▶ _EXERCISE_
The lines below, all of them, should be returned exactly as they appear.

(Source data)
• • •

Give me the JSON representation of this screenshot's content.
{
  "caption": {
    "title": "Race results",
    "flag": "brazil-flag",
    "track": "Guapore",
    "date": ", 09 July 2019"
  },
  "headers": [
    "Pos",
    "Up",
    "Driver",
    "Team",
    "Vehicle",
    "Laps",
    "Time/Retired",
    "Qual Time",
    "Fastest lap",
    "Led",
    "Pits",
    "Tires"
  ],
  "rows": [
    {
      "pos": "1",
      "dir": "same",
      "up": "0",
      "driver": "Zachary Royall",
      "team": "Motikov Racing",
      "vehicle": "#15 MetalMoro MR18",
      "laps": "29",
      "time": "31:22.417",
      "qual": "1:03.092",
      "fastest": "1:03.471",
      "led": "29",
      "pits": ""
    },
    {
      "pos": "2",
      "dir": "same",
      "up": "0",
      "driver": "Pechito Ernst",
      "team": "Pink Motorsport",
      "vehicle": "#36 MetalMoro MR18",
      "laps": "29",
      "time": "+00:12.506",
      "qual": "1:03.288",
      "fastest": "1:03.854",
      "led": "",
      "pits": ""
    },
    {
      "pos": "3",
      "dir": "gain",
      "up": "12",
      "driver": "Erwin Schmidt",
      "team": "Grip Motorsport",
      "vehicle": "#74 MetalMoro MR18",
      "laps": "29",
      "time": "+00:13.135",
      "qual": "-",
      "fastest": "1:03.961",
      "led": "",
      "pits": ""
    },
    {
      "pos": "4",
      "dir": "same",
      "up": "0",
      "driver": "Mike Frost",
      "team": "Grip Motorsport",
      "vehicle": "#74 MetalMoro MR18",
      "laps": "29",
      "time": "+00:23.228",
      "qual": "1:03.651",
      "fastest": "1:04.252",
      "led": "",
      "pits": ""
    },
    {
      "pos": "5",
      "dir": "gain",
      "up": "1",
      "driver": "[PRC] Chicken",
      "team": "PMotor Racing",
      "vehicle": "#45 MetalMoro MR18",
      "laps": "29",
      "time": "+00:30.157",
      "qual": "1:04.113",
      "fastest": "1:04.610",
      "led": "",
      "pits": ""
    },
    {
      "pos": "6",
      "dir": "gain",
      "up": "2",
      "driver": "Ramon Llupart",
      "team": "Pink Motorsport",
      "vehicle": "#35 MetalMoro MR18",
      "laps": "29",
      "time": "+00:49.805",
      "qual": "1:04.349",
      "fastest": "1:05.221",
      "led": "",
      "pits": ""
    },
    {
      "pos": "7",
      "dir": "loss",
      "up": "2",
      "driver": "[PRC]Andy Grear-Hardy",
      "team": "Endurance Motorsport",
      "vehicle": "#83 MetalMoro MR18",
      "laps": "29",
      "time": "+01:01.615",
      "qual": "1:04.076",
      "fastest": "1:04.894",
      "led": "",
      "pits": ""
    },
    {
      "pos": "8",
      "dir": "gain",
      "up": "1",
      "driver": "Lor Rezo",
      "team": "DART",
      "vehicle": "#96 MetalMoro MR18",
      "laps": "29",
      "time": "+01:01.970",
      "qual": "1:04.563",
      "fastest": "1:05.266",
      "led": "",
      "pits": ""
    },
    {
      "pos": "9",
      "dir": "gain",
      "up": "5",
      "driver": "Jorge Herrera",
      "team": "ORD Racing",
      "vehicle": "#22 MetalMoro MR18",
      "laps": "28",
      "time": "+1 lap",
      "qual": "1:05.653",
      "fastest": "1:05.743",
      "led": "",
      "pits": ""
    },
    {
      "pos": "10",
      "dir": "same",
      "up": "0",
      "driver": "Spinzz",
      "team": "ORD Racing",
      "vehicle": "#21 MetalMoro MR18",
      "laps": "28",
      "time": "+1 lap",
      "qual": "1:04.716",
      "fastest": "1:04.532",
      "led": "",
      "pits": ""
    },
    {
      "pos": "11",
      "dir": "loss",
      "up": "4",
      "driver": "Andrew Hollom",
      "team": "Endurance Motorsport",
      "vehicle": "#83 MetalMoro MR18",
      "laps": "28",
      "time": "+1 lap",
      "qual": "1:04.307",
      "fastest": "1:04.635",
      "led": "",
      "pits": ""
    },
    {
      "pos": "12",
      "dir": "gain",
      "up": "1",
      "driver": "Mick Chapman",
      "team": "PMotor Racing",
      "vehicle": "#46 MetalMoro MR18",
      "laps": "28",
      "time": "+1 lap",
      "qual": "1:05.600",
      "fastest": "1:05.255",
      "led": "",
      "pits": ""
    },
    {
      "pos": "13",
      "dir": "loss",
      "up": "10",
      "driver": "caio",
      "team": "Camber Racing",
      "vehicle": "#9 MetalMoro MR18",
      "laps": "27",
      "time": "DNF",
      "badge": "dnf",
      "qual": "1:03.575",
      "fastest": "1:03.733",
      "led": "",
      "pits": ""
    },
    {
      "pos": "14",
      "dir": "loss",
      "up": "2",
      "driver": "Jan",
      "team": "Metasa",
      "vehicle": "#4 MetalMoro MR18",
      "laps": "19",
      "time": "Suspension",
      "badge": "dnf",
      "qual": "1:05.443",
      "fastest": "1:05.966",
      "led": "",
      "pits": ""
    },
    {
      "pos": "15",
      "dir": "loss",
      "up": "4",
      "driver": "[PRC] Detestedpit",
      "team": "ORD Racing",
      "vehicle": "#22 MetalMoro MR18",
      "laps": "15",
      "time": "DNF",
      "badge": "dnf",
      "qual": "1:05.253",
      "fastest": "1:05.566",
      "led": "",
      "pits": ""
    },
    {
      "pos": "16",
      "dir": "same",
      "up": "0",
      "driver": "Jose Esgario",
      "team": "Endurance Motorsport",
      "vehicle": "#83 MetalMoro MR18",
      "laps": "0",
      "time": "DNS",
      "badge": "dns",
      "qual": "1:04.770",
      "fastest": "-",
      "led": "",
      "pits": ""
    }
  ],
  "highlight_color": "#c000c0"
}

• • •

▶ _YOUR SOLUTION_
Give me the JSON representation of this screenshot's content.
{
  "caption": {
    "title": "Race results",
    "flag": "brazil-flag",
    "track": "Guapore",
    "date": ", 09 July 2019"
  },
  "headers": [
    "Pos",
    "Up",
    "Driver",
    "Team",
    "Vehicle",
    "Laps",
    "Time/Retired",
    "Qual Time",
    "Fastest lap",
    "Led",
    "Pits",
    "Tires"
  ],
  "rows": [
    {
      "pos": "1",
      "dir": "same",
      "up": "0",
      "driver": "Zachary Royall",
      "team": "Motikov Racing",
      "vehicle": "#15 MetalMoro MR18",
      "laps": "29",
      "time": "31:22.417",
      "qual": "1:03.092",
      "fastest": "1:03.471",
      "led": "29",
      "pits": ""
    },
    {
      "pos": "2",
      "dir": "same",
      "up": "0",
      "driver": "Pechito Ernst",
      "team": "Pink Motorsport",
      "vehicle": "#36 MetalMoro MR18",
      "laps": "29",
      "time": "+00:12.506",
      "qual": "1:03.288",
      "fastest": "1:03.854",
      "led": "",
      "pits": ""
    },
    {
      "pos": "3",
      "dir": "gain",
      "up": "12",
      "driver": "Erwin Schmidt",
      "team": "Grip Motorsport",
      "vehicle": "#74 MetalMoro MR18",
      "laps": "29",
      "time": "+00:13.135",
      "qual": "-",
      "fastest": "1:03.961",
      "led": "",
      "pits": ""
    },
    {
      "pos": "4",
      "dir": "same",
      "up": "0",
      "driver": "Mike Frost",
      "team": "Grip Motorsport",
      "vehicle": "#74 MetalMoro MR18",
      "laps": "29",
      "time": "+00:23.228",
      "qual": "1:03.651",
      "fastest": "1:04.252",
      "led": "",
      "pits": ""
    },
    {
      "pos": "5",
      "dir": "gain",
      "up": "1",
      "driver": "[PRC] Chicken",
      "team": "PMotor Racing",
      "vehicle": "#45 MetalMoro MR18",
      "laps": "29",
      "time": "+00:30.157",
      "qual": "1:04.113",
      "fastest": "1:04.610",
      "led": "",
      "pits": ""
    },
    {
      "pos": "6",
      "dir": "gain",
      "up": "2",
      "driver": "Ramon Llupart",
      "team": "Pink Motorsport",
      "vehicle": "#35 MetalMoro MR18",
      "laps": "29",
      "time": "+00:49.805",
      "qual": "1:04.349",
      "fastest": "1:05.221",
      "led": "",
      "pits": ""
    },
    {
      "pos": "7",
      "dir": "loss",
      "up": "2",
      "driver": "[PRC]Andy Grear-Hardy",
      "team": "Endurance Motorsport",
      "vehicle": "#83 MetalMoro MR18",
      "laps": "29",
      "time": "+01:01.615",
      "qual": "1:04.076",
      "fastest": "1:04.894",
      "led": "",
      "pits": ""
    },
    {
      "pos": "8",
      "dir": "gain",
      "up": "1",
      "driver": "Lor Rezo",
      "team": "DART",
      "vehicle": "#96 MetalMoro MR18",
      "laps": "29",
      "time": "+01:01.970",
      "qual": "1:04.563",
      "fastest": "1:05.266",
      "led": "",
      "pits": ""
    },
    {
      "pos": "9",
      "dir": "gain",
      "up": "5",
      "driver": "Jorge Herrera",
      "team": "ORD Racing",
      "vehicle": "#22 MetalMoro MR18",
      "laps": "28",
      "time": "+1 lap",
      "qual": "1:05.653",
      "fastest": "1:05.743",
      "led": "",
      "pits": ""
    },
    {
      "pos": "10",
      "dir": "same",
      "up": "0",
      "driver": "Spinzz",
      "team": "ORD Racing",
      "vehicle": "#21 MetalMoro MR18",
      "laps": "28",
      "time": "+1 lap",
      "qual": "1:04.716",
      "fastest": "1:04.532",
      "led": "",
      "pits": ""
    },
    {
      "pos": "11",
      "dir": "loss",
      "up": "4",
      "driver": "Andrew Hollom",
      "team": "Endurance Motorsport",
      "vehicle": "#83 MetalMoro MR18",
      "laps": "28",
      "time": "+1 lap",
      "qual": "1:04.307",
      "fastest": "1:04.635",
      "led": "",
      "pits": ""
    },
    {
      "pos": "12",
      "dir": "gain",
      "up": "1",
      "driver": "Mick Chapman",
      "team": "PMotor Racing",
      "vehicle": "#46 MetalMoro MR18",
      "laps": "28",
      "time": "+1 lap",
      "qual": "1:05.600",
      "fastest": "1:05.255",
      "led": "",
      "pits": ""
    },
    {
      "pos": "13",
      "dir": "loss",
      "up": "10",
      "driver": "caio",
      "team": "Camber Racing",
      "vehicle": "#9 MetalMoro MR18",
      "laps": "27",
      "time": "DNF",
      "badge": "dnf",
      "qual": "1:03.575",
      "fastest": "1:03.733",
      "led": "",
      "pits": ""
    },
    {
      "pos": "14",
      "dir": "loss",
      "up": "2",
      "driver": "Jan",
      "team": "Metasa",
      "vehicle": "#4 MetalMoro MR18",
      "laps": "19",
      "time": "Suspension",
      "badge": "dnf",
      "qual": "1:05.443",
      "fastest": "1:05.966",
      "led": "",
      "pits": ""
    },
    {
      "pos": "15",
      "dir": "loss",
      "up": "4",
      "driver": "[PRC] Detestedpit",
      "team": "ORD Racing",
      "vehicle": "#22 MetalMoro MR18",
      "laps": "15",
      "time": "DNF",
      "badge": "dnf",
      "qual": "1:05.253",
      "fastest": "1:05.566",
      "led": "",
      "pits": ""
    },
    {
      "pos": "16",
      "dir": "same",
      "up": "0",
      "driver": "Jose Esgario",
      "team": "Endurance Motorsport",
      "vehicle": "#83 MetalMoro MR18",
      "laps": "0",
      "time": "DNS",
      "badge": "dns",
      "qual": "1:04.770",
      "fastest": "-",
      "led": "",
      "pits": ""
    }
  ],
  "highlight_color": "#c000c0"
}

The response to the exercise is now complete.